Dataset extract Start Marker
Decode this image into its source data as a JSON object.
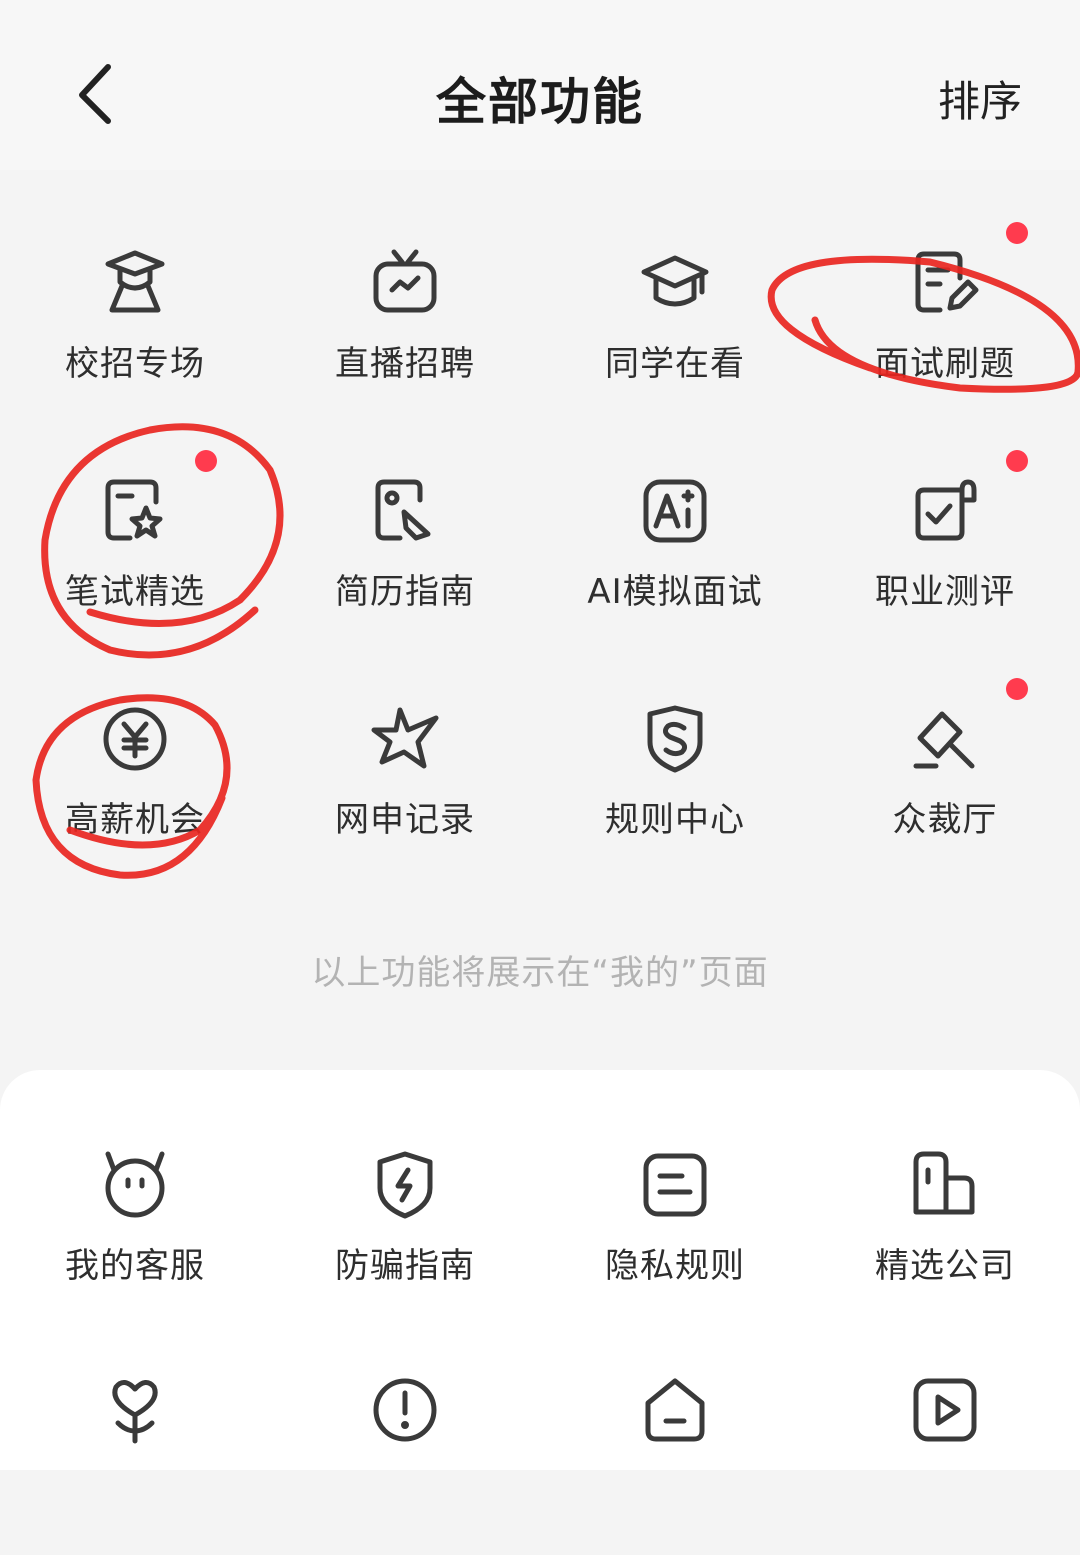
{
  "header": {
    "title": "全部功能",
    "sort_label": "排序"
  },
  "my_functions": [
    {
      "label": "校招专场",
      "icon": "graduate-icon"
    },
    {
      "label": "直播招聘",
      "icon": "tv-live-icon"
    },
    {
      "label": "同学在看",
      "icon": "graduation-cap-icon"
    },
    {
      "label": "面试刷题",
      "icon": "note-edit-icon",
      "badge": true
    },
    {
      "label": "笔试精选",
      "icon": "folder-star-icon",
      "badge": true
    },
    {
      "label": "简历指南",
      "icon": "document-pen-icon"
    },
    {
      "label": "AI模拟面试",
      "icon": "ai-icon"
    },
    {
      "label": "职业测评",
      "icon": "checklist-icon",
      "badge": true
    },
    {
      "label": "高薪机会",
      "icon": "yuan-coin-icon"
    },
    {
      "label": "网申记录",
      "icon": "star-icon"
    },
    {
      "label": "规则中心",
      "icon": "shield-s-icon"
    },
    {
      "label": "众裁厅",
      "icon": "gavel-icon",
      "badge": true
    }
  ],
  "hint": "以上功能将展示在“我的”页面",
  "more_functions": [
    {
      "label": "我的客服",
      "icon": "robot-face-icon"
    },
    {
      "label": "防骗指南",
      "icon": "shield-bolt-icon"
    },
    {
      "label": "隐私规则",
      "icon": "document-lines-icon"
    },
    {
      "label": "精选公司",
      "icon": "building-icon"
    },
    {
      "label": "",
      "icon": "heart-flower-icon"
    },
    {
      "label": "",
      "icon": "alert-circle-icon"
    },
    {
      "label": "",
      "icon": "home-icon"
    },
    {
      "label": "",
      "icon": "video-play-icon"
    }
  ],
  "colors": {
    "badge": "#ff3b4e",
    "annotation": "#e8251f",
    "icon_stroke": "#3a3a3a",
    "hint": "#b3b3b3"
  }
}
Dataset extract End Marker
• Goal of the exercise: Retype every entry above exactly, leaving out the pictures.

• Response for this exercise:
Decode this image into its source data as a JSON object.
{
  "header": {
    "title": "全部功能",
    "sort_label": "排序"
  },
  "my_functions": [
    {
      "label": "校招专场",
      "icon": "graduate-icon"
    },
    {
      "label": "直播招聘",
      "icon": "tv-live-icon"
    },
    {
      "label": "同学在看",
      "icon": "graduation-cap-icon"
    },
    {
      "label": "面试刷题",
      "icon": "note-edit-icon",
      "badge": true
    },
    {
      "label": "笔试精选",
      "icon": "folder-star-icon",
      "badge": true
    },
    {
      "label": "简历指南",
      "icon": "document-pen-icon"
    },
    {
      "label": "AI模拟面试",
      "icon": "ai-icon"
    },
    {
      "label": "职业测评",
      "icon": "checklist-icon",
      "badge": true
    },
    {
      "label": "高薪机会",
      "icon": "yuan-coin-icon"
    },
    {
      "label": "网申记录",
      "icon": "star-icon"
    },
    {
      "label": "规则中心",
      "icon": "shield-s-icon"
    },
    {
      "label": "众裁厅",
      "icon": "gavel-icon",
      "badge": true
    }
  ],
  "hint": "以上功能将展示在“我的”页面",
  "more_functions": [
    {
      "label": "我的客服",
      "icon": "robot-face-icon"
    },
    {
      "label": "防骗指南",
      "icon": "shield-bolt-icon"
    },
    {
      "label": "隐私规则",
      "icon": "document-lines-icon"
    },
    {
      "label": "精选公司",
      "icon": "building-icon"
    },
    {
      "label": "",
      "icon": "heart-flower-icon"
    },
    {
      "label": "",
      "icon": "alert-circle-icon"
    },
    {
      "label": "",
      "icon": "home-icon"
    },
    {
      "label": "",
      "icon": "video-play-icon"
    }
  ],
  "colors": {
    "badge": "#ff3b4e",
    "annotation": "#e8251f",
    "icon_stroke": "#3a3a3a",
    "hint": "#b3b3b3"
  }
}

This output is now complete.